** Exercise requirements **
When you spot the word "icon" in a line of the data below, copy that line.

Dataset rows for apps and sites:

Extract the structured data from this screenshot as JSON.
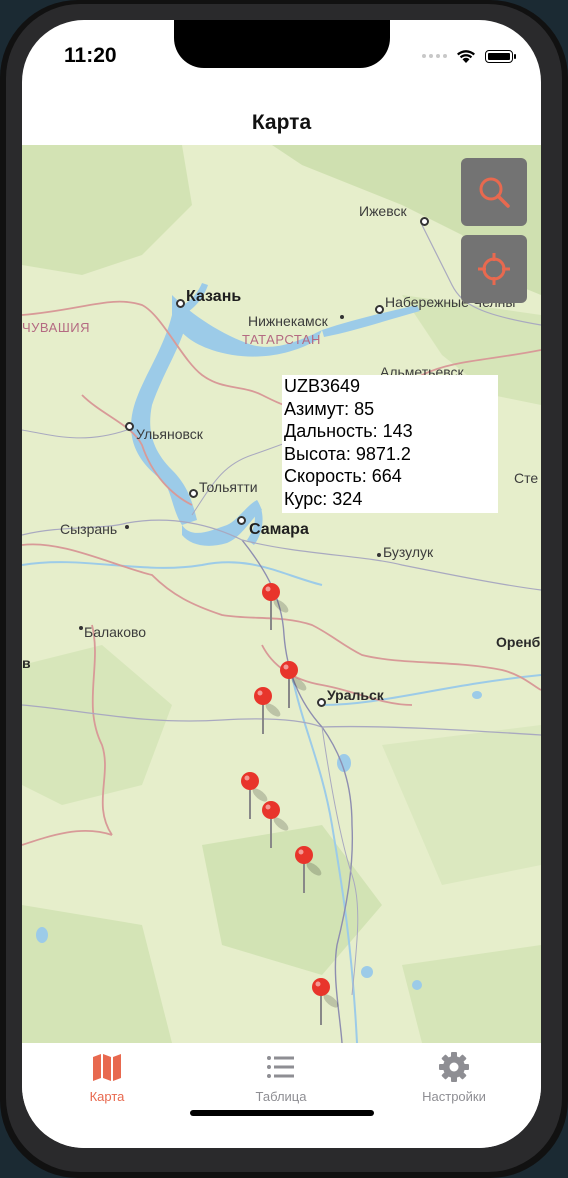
{
  "status_bar": {
    "time": "11:20"
  },
  "nav": {
    "title": "Карта"
  },
  "map": {
    "cities": [
      {
        "name": "Ижевск"
      },
      {
        "name": "Казань"
      },
      {
        "name": "Набережные Челны"
      },
      {
        "name": "Нижнекамск"
      },
      {
        "name": "Альметьевск"
      },
      {
        "name": "Ульяновск"
      },
      {
        "name": "Тольятти"
      },
      {
        "name": "Самара"
      },
      {
        "name": "Сызрань"
      },
      {
        "name": "Бузулук"
      },
      {
        "name": "Балаково"
      },
      {
        "name": "Уральск"
      },
      {
        "name": "Оренб"
      },
      {
        "name": "Сте"
      },
      {
        "name": "в"
      }
    ],
    "regions": [
      {
        "name": "ЧУВАШИЯ"
      },
      {
        "name": "ТАТАРСТАН"
      }
    ],
    "buttons": {
      "search_icon": "search-icon",
      "locate_icon": "crosshair-icon"
    },
    "accent_color": "#e8694f",
    "pin_color": "#e8352b"
  },
  "flight_info": {
    "callsign": "UZB3649",
    "azimuth": "Азимут: 85",
    "distance": "Дальность: 143",
    "altitude": "Высота: 9871.2",
    "speed": "Скорость: 664",
    "course": "Курс: 324"
  },
  "tabs": [
    {
      "label": "Карта",
      "icon": "map-icon",
      "active": true
    },
    {
      "label": "Таблица",
      "icon": "list-icon",
      "active": false
    },
    {
      "label": "Настройки",
      "icon": "gear-icon",
      "active": false
    }
  ]
}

** Problem solution **
      "search_icon": "search-icon",
      "locate_icon": "crosshair-icon"
      "icon": "map-icon",
      "icon": "list-icon",
      "icon": "gear-icon",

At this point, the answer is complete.